Count up every line of the data in which "transfers" occurs. The reply is one number and nothing more.

### Material provided ###

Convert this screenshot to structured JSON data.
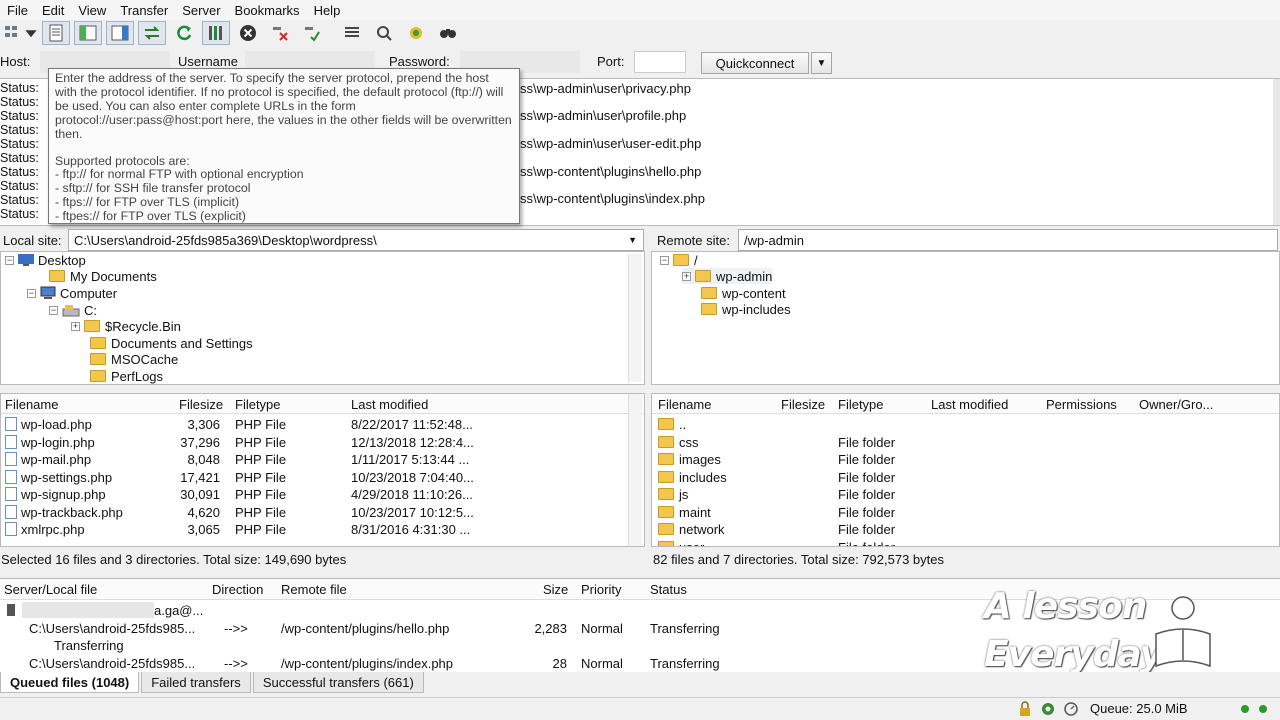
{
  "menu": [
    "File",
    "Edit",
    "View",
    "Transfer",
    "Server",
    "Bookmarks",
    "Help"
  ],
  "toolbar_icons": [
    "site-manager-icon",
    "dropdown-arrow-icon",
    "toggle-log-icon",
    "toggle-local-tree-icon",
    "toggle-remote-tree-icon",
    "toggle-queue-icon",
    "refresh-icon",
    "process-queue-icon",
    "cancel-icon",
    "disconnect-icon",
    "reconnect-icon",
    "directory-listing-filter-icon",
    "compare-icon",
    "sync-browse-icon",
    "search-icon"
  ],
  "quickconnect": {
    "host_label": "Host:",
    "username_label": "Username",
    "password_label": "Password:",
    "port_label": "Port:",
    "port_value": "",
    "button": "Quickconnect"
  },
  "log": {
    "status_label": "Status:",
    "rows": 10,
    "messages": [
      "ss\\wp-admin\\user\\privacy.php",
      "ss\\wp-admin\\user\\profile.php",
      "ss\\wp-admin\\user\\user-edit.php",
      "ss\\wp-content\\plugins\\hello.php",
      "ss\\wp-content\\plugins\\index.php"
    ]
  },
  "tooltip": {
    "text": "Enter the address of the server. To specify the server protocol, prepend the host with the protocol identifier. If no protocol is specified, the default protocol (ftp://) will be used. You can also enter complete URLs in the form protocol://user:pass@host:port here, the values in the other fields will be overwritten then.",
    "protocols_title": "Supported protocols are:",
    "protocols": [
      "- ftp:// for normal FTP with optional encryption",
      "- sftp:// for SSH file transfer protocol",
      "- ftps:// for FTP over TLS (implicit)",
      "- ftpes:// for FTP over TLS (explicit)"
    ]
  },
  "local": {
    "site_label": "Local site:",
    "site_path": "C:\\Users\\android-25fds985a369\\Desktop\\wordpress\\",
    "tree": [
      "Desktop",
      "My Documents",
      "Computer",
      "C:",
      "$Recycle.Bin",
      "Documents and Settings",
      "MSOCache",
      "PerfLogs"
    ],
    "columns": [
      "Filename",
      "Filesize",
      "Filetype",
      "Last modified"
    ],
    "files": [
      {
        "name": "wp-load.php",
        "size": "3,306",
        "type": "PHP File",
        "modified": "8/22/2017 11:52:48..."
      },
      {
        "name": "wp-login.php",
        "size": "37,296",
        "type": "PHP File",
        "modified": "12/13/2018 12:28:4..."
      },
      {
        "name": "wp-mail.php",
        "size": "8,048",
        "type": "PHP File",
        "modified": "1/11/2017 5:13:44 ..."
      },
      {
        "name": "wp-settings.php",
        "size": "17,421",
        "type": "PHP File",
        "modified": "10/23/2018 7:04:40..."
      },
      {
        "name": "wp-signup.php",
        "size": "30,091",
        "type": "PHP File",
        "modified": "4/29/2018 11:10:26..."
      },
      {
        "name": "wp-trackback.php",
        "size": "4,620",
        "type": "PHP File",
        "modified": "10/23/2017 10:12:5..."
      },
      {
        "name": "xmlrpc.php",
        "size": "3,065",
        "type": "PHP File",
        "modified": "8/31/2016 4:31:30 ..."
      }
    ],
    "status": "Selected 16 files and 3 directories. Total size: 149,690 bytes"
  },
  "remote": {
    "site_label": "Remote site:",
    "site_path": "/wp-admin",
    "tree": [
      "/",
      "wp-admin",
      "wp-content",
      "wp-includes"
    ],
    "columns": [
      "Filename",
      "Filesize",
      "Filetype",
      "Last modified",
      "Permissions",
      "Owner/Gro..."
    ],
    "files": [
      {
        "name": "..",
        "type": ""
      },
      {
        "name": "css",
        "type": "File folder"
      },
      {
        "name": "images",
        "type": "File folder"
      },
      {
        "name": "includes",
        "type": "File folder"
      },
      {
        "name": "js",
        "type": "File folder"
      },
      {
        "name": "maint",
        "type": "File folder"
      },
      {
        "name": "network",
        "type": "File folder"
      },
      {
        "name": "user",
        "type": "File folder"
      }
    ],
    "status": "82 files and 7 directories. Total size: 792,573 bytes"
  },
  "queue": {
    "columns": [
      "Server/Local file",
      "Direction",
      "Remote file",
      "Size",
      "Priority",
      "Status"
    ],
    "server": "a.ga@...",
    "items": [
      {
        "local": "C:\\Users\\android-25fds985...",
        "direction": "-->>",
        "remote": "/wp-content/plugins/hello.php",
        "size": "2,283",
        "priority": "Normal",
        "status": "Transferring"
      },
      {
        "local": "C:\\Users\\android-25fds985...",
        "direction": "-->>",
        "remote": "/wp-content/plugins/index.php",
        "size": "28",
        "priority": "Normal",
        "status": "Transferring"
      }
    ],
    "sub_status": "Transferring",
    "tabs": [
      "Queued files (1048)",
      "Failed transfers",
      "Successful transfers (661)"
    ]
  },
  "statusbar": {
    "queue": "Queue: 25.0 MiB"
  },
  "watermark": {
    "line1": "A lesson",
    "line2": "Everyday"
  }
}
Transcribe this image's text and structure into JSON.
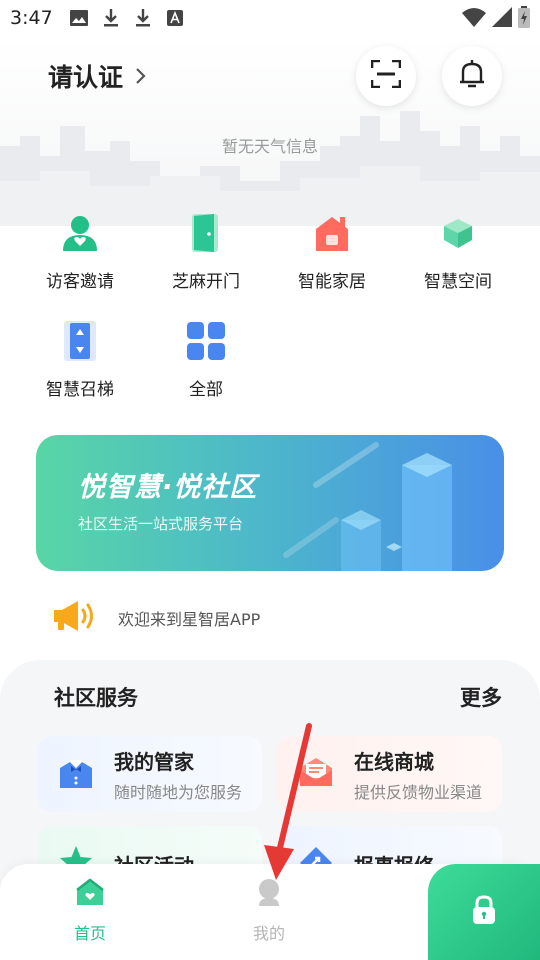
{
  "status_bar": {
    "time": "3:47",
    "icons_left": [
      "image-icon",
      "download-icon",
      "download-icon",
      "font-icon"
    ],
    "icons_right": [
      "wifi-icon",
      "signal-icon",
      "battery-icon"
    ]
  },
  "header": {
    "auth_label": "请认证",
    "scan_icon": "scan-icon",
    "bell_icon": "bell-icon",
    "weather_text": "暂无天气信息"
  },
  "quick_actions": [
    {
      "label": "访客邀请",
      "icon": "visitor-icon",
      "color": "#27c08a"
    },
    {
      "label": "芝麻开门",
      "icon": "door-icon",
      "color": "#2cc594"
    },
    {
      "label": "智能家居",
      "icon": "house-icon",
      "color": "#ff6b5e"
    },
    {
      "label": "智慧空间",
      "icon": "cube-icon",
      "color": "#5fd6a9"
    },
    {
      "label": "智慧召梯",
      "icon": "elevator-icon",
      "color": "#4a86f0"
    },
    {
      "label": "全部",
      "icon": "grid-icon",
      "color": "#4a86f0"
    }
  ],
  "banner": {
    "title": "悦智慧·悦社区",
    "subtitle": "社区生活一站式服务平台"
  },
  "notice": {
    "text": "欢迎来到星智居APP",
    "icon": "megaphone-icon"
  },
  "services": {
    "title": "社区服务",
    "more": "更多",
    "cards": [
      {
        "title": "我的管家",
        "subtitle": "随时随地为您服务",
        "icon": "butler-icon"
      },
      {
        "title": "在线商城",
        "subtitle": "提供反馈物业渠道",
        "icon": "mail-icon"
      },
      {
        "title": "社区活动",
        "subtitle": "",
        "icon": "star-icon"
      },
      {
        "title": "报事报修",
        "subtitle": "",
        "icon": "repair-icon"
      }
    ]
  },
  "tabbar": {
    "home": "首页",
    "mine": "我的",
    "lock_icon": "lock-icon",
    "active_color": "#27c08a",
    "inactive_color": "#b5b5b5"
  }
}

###

## Response for this exercise
2